Robert Glennon, author of Unquenchable: America’s Water Crisis and What To Do About It, is the Morris K. Udall Professor of Law and Public Policy in the Rogers College of Law at the University of Arizona. Glennon visited MSU for a distinguished lecture series on water.
If you draw a bath or water the yard, that’s the same as running the A/C. If the toilet continues to run due to a worn flapper, that’s the same as leaving all the lights and TVs on in the house. We need to pay closer attention to these analogies.
A 2012 studyby American Rivers, ECONorthwest, and other groups examined 479 projects around the country. About a quarter of the projects were more expensive, they concluded, and 31 percent cost the same; more than 44 percent brought the costs down, in some cases substantially. New York City, for example, expects to save $1.5 billion over the next 20 years by using green infrastructure.

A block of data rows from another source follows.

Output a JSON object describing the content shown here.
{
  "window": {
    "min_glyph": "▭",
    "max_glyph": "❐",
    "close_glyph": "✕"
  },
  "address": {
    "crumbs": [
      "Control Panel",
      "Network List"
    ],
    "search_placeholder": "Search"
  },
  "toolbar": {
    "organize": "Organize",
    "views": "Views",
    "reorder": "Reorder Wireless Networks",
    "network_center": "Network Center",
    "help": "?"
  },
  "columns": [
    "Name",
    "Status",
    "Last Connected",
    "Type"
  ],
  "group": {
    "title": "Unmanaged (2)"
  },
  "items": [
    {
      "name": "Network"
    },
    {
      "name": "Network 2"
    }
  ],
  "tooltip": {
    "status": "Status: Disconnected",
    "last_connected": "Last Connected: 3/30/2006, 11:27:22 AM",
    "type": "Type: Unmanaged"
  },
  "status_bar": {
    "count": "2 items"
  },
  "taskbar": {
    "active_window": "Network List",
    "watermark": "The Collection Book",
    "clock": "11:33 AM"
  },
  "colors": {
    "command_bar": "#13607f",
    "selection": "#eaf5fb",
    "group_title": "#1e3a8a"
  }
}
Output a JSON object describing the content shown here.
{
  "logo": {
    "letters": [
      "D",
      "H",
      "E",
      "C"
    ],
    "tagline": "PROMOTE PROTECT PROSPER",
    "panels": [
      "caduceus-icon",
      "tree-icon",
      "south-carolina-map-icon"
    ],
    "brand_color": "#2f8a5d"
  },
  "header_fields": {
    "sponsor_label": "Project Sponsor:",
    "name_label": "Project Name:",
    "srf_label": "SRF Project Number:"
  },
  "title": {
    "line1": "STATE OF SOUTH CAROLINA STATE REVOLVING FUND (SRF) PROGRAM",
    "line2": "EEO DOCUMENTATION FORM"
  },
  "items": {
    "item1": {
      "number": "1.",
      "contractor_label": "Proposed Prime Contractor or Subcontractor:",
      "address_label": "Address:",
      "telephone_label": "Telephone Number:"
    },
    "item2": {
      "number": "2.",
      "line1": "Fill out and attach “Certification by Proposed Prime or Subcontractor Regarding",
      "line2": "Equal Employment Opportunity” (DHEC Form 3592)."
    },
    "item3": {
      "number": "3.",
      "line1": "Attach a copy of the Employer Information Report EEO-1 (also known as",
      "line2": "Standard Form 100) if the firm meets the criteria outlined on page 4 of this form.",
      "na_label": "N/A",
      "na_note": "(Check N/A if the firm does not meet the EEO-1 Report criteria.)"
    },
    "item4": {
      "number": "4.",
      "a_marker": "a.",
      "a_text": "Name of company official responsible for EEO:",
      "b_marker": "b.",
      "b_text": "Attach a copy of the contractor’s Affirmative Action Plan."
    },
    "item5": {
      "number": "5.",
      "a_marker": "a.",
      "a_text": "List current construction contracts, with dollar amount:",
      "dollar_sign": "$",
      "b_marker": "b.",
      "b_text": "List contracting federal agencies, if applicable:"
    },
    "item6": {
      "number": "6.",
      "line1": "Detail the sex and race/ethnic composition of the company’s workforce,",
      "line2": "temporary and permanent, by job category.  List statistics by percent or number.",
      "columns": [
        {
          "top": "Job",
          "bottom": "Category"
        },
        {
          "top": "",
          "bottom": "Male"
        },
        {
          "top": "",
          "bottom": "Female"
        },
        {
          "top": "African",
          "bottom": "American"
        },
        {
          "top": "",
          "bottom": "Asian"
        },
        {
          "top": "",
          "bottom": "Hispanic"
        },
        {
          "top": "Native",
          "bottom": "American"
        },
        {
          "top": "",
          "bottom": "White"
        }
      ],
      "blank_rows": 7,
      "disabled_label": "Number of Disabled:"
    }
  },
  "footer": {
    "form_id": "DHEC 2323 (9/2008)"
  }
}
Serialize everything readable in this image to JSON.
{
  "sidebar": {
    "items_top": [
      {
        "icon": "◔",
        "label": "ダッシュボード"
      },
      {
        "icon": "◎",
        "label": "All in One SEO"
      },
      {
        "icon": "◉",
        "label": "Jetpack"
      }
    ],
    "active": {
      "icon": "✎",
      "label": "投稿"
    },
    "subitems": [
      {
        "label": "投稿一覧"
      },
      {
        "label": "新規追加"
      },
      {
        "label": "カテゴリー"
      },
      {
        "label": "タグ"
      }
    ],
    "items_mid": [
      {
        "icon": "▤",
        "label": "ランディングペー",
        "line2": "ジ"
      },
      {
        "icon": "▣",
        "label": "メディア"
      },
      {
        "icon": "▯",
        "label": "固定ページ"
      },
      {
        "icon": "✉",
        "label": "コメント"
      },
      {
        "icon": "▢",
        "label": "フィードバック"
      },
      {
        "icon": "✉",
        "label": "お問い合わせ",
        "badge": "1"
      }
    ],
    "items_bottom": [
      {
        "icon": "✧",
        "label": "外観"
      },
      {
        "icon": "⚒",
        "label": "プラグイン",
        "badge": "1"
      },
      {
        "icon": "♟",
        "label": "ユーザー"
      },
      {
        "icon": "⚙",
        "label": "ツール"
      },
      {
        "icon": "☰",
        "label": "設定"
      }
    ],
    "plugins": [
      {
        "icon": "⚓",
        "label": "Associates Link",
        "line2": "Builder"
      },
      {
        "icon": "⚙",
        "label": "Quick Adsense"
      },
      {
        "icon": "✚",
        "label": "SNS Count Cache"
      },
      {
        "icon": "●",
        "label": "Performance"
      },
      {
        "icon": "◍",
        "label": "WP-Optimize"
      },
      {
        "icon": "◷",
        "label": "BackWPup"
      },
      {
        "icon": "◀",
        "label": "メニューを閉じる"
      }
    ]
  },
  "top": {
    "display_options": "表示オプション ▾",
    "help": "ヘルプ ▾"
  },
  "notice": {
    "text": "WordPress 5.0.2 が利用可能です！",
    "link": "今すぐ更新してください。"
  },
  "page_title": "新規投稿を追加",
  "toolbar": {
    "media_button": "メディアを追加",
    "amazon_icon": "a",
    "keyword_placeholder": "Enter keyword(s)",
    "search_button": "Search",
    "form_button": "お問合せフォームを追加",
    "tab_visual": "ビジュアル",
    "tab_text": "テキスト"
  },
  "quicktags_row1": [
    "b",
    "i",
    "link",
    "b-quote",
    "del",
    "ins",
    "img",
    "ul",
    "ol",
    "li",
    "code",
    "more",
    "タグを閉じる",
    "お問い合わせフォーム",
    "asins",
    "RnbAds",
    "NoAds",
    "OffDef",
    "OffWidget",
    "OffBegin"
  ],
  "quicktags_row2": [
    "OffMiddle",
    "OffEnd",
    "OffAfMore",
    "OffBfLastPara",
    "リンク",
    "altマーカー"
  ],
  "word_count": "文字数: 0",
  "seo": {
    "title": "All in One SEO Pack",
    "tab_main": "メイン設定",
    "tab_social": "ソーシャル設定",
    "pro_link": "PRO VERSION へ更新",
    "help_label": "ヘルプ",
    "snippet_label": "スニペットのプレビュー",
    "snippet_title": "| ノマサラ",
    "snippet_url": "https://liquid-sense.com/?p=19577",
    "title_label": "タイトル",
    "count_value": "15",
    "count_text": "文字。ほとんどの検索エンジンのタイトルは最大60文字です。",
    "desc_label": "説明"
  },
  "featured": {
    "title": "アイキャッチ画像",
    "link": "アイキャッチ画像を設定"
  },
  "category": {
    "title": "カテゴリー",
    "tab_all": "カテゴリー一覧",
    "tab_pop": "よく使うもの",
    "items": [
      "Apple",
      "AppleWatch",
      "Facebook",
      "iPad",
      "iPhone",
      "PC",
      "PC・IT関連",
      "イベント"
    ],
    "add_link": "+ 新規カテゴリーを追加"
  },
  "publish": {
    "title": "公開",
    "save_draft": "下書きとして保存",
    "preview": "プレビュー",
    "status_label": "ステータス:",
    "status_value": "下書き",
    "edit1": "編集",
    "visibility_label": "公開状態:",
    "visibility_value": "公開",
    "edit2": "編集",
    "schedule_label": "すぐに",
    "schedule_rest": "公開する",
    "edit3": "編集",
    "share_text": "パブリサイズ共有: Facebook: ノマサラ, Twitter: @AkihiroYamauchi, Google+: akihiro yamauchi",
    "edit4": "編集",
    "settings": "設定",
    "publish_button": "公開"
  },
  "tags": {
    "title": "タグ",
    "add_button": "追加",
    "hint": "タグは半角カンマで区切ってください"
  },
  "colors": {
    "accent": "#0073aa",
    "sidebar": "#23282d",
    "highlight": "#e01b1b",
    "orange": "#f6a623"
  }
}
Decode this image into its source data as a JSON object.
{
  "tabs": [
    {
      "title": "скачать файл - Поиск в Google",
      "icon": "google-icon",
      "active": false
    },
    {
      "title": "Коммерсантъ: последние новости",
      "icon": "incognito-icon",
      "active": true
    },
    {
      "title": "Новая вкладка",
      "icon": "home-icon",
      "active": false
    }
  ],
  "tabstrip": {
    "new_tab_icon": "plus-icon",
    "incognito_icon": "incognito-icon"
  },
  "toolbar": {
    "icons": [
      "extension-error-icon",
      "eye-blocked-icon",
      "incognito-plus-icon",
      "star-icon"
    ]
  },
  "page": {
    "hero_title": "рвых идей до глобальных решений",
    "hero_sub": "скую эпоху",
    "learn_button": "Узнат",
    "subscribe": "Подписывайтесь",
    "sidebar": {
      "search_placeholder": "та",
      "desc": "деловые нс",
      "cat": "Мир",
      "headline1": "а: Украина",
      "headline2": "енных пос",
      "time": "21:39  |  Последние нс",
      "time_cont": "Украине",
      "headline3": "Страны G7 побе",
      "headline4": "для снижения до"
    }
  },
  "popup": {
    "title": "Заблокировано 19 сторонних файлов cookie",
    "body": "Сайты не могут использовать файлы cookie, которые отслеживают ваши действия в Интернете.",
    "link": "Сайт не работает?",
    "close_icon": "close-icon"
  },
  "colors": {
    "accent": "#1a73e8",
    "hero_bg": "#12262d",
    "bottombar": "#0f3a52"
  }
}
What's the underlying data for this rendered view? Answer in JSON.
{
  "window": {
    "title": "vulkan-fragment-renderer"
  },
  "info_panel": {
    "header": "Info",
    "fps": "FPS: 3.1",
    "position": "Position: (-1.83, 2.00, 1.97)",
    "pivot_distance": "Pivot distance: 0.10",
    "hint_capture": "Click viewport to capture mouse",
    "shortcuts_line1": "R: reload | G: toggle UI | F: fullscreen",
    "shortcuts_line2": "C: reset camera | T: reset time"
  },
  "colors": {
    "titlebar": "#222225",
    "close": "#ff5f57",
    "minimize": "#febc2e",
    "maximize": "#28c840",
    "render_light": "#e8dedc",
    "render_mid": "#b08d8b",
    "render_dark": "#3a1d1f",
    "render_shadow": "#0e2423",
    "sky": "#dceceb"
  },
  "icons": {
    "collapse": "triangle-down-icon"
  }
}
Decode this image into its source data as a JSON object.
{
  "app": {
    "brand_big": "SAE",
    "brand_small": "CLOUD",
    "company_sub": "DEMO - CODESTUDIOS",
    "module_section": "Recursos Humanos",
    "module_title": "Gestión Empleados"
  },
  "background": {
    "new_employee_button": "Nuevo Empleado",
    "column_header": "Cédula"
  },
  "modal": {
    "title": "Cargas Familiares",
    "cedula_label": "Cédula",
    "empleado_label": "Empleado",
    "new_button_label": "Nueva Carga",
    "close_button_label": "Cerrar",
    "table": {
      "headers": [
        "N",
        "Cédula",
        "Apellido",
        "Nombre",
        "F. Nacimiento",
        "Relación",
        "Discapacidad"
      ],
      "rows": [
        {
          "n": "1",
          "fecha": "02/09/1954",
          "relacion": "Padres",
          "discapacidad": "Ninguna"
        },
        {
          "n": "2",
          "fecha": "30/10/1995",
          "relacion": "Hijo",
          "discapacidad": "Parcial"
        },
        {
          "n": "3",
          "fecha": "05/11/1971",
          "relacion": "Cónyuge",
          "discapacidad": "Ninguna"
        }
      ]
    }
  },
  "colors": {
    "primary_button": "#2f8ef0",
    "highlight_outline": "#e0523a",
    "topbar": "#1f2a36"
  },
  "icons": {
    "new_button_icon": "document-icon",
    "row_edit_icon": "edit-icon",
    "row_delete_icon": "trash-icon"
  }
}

Today I wanted to give a summary of a report put out by the Pacific Institute titled Hydraulic Fracturing and Water Resources: Separating the Frack from the Fiction. The Pacific Institute, which has been around for 25 years, released the paper which was written by Heather Cooley and Kristina Donnely in June of this year. For this report they conducted extensive interviews with experts from state and federal agencies, academia, industry, environmental groups, and community based organizations from throughout the U.S. If you are not familiar with what fracking is you can read an earlier article I wrote on fracking here: What the Frack?
3 Great Low Cost (self-funded) Water Conservation Campaigns that your Utility can run with today
If your water utility needs to conserve water then you are probably considering your options.
In Urban Australia the three most effective ways to create quick wins for utility companies who faced 7 consecutive years of severe drought and plunging water storages are loosely described below
Pacific Institute: Reports.
The Water–Energy Simulator (WESim) is an easy-to-use analytical tool that can be used to evaluate the energy and greenhouse gas implications of water management decisions. The Excel-based model allows the user to explore a range of possible scenarios, such as increased demand for water resources, the development of alternative water and energy sources, and needed water treatment improvements resulting from emerging contaminants and stricter water-quality guidelines. WESim can be applied by individual water and energy utilities, groups of utilities, and policymakers and decision makers. A WESim User Manual and report, Implications of Future Water Supply Sources for Energy Demands, are provided, as well.